# What is expected
Which lines in the data below contain the word "legend"? Copy each of them.

Collection entries:
=-=-=-=-=
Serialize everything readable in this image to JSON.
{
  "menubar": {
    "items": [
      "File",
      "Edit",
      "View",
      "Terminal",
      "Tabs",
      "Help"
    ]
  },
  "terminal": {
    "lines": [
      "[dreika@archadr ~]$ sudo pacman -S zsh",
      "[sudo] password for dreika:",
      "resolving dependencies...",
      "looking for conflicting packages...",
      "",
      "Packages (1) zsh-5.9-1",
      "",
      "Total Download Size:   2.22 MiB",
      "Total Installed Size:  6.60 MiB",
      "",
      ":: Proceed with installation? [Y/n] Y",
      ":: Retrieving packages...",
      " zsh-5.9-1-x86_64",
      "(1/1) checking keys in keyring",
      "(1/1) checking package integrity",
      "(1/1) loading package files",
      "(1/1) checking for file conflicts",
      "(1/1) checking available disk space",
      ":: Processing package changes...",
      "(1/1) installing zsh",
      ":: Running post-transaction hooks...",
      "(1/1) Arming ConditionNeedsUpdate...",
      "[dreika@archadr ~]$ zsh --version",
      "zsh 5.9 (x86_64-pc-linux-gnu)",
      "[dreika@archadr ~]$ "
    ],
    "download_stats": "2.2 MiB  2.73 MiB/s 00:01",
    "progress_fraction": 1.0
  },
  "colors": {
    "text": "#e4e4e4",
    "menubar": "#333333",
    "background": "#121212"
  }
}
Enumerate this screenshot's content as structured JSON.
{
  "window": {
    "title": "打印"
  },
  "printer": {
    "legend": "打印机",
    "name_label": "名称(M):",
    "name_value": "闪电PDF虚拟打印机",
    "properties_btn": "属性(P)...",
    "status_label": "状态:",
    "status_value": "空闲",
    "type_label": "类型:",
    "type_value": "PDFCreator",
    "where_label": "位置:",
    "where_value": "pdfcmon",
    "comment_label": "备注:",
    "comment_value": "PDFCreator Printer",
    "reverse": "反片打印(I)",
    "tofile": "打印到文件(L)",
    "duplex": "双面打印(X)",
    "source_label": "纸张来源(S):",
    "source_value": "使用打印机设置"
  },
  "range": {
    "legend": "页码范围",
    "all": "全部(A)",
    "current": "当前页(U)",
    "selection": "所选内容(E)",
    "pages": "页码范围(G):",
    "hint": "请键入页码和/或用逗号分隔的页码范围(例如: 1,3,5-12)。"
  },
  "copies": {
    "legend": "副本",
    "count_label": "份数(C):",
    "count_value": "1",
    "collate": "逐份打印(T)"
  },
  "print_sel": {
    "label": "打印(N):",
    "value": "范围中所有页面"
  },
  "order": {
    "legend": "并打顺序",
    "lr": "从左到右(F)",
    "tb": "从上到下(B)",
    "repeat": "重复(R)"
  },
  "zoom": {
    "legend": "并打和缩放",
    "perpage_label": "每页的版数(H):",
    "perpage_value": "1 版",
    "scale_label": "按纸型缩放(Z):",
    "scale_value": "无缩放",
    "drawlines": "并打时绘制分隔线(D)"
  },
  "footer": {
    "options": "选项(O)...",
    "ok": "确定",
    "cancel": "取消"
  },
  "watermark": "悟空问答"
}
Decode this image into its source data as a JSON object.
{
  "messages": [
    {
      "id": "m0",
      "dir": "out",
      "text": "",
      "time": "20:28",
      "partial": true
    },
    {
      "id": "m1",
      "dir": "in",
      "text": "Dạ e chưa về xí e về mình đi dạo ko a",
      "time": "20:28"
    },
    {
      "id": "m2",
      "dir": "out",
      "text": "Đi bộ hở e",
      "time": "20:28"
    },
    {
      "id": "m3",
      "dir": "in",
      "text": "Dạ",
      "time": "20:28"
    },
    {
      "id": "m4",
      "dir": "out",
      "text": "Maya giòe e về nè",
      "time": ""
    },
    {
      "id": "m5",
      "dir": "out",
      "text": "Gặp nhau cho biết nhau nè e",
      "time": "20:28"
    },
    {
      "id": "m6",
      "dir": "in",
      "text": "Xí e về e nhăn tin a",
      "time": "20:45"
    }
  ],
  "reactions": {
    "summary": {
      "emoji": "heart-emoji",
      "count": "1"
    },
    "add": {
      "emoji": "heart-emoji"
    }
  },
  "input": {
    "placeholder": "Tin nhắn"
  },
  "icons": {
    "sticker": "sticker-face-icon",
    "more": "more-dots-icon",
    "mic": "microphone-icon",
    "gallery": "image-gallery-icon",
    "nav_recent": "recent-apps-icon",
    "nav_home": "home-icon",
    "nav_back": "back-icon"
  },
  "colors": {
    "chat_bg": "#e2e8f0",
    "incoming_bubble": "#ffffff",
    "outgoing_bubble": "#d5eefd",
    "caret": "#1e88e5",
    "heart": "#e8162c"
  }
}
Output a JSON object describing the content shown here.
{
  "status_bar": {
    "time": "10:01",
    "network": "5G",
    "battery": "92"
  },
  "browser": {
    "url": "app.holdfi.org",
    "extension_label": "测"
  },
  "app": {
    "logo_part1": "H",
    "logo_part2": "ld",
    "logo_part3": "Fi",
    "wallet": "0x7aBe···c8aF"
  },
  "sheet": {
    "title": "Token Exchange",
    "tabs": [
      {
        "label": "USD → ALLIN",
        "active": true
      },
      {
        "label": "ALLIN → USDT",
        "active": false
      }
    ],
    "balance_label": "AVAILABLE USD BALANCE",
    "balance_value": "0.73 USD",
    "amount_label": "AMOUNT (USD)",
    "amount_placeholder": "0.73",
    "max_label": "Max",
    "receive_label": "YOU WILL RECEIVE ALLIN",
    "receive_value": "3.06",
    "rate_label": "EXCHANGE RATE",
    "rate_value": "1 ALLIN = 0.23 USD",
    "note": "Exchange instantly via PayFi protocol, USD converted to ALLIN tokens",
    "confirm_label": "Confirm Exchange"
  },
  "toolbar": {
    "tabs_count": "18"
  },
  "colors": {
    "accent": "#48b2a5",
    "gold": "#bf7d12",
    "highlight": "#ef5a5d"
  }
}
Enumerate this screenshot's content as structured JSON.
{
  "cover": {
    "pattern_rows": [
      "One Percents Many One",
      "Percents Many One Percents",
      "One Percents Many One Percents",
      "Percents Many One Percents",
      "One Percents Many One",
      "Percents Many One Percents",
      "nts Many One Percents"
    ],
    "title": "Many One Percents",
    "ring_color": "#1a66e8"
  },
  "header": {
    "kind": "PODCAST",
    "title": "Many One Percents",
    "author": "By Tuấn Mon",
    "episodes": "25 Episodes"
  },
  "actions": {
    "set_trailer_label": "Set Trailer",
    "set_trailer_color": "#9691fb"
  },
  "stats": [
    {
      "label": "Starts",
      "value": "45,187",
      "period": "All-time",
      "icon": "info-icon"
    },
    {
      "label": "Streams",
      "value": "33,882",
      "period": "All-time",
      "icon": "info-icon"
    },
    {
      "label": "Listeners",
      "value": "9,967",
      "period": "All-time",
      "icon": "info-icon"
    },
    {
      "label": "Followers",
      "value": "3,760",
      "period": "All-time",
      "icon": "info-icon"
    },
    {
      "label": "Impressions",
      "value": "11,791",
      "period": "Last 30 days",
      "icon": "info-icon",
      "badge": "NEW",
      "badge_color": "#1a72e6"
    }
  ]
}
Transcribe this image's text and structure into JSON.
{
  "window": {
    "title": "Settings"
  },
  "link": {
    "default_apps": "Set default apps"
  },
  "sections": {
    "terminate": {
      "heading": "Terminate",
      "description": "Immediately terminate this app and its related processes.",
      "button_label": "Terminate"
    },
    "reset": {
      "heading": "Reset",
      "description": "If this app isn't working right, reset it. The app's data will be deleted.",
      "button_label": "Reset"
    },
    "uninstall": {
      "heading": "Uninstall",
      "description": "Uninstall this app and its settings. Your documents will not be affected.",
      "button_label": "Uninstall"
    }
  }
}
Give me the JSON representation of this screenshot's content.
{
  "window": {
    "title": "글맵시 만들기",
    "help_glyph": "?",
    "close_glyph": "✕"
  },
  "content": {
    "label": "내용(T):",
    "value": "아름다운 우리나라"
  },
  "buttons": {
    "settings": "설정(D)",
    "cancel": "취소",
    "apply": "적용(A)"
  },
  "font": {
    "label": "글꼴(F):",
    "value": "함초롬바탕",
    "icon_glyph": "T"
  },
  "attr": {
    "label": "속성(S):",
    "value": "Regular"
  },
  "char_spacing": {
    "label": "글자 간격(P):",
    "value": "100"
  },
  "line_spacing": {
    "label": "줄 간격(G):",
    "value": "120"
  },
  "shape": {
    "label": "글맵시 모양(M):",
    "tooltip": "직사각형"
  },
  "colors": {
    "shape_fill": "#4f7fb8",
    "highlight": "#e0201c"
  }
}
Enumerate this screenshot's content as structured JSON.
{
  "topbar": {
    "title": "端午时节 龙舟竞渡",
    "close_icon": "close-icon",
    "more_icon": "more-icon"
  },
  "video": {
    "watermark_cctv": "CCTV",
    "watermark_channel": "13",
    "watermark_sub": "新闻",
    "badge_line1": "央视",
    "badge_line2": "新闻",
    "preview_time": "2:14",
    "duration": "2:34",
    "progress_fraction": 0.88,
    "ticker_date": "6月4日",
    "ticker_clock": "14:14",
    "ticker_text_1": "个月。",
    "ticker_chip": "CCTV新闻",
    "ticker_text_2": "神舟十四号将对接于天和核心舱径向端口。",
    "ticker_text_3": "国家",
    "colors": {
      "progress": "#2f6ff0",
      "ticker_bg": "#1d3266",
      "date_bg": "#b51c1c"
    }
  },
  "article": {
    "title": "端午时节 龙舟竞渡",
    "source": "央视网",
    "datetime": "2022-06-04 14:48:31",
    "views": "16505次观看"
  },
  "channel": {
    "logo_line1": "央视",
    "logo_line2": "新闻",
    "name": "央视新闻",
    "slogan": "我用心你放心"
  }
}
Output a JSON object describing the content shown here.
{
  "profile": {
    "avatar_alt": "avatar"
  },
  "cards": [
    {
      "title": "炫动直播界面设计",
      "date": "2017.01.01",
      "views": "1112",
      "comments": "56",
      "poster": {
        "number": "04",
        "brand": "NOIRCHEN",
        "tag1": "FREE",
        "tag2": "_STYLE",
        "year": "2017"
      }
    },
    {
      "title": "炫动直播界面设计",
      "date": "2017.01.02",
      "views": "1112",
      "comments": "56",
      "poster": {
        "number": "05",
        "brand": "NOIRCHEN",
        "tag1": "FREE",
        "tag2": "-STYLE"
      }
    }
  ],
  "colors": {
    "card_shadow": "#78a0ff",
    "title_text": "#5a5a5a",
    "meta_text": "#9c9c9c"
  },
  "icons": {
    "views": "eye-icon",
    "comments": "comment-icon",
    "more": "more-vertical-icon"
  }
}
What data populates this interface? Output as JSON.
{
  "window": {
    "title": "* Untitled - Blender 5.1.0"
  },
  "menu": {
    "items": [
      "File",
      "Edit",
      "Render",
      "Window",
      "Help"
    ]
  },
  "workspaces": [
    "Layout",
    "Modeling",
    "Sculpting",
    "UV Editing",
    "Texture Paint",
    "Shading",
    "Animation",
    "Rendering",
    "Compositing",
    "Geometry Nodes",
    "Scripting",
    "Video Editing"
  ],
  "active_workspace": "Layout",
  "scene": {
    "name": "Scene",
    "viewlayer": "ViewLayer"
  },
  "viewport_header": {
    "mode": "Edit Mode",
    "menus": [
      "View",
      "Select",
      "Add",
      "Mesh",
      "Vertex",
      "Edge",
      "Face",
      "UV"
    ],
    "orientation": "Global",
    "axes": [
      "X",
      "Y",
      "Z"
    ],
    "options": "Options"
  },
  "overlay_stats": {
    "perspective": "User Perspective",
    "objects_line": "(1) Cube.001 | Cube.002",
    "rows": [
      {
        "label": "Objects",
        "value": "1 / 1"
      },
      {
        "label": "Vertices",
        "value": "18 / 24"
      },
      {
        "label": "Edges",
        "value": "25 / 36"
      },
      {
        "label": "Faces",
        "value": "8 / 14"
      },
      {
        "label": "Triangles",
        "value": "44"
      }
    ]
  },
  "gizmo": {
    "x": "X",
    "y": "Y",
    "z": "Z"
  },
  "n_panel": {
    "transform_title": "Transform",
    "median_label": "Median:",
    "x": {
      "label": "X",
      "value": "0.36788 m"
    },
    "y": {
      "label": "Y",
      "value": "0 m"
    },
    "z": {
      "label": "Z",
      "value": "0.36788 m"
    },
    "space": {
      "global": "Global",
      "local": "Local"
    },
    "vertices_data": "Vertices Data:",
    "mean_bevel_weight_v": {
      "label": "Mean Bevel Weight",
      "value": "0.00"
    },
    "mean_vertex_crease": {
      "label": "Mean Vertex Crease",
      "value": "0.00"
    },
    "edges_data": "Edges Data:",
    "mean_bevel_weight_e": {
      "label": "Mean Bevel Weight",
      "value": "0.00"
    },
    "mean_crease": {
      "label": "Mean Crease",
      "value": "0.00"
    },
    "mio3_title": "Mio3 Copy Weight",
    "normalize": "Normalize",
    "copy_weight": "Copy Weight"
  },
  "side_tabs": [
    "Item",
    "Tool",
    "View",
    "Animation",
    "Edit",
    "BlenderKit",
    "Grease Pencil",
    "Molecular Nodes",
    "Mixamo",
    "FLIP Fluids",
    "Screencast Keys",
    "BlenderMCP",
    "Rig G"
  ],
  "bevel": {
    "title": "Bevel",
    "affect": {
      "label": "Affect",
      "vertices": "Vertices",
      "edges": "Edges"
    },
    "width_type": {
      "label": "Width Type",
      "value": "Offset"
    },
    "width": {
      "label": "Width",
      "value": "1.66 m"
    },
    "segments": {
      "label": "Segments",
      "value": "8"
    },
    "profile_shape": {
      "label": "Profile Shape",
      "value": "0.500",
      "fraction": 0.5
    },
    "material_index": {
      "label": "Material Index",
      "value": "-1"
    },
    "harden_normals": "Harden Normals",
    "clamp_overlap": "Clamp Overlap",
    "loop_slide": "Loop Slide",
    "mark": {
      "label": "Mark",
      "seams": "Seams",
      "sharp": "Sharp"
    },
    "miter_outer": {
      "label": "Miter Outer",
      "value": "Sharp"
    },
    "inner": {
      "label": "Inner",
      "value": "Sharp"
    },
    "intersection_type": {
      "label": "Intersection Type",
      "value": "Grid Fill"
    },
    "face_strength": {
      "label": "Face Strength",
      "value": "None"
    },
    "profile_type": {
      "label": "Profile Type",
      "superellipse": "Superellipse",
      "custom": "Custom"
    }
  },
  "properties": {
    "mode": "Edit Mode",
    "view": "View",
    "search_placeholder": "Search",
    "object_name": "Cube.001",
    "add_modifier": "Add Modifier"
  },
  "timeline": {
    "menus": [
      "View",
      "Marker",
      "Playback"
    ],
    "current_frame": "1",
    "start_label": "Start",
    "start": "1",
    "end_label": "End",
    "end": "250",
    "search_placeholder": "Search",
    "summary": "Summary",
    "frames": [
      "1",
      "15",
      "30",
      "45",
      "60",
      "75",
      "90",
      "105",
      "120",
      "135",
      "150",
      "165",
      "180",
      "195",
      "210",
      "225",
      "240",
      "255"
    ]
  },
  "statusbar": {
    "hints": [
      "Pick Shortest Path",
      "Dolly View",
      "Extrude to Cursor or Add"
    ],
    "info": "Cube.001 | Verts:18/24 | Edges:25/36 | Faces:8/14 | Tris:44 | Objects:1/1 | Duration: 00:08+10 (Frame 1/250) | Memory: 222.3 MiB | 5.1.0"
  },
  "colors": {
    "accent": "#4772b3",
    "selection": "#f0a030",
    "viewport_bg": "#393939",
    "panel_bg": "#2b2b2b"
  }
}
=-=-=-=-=
# Reply to the exercise
    "legend": "打印机",
    "legend": "页码范围",
    "legend": "副本",
    "legend": "并打顺序",
    "legend": "并打和缩放",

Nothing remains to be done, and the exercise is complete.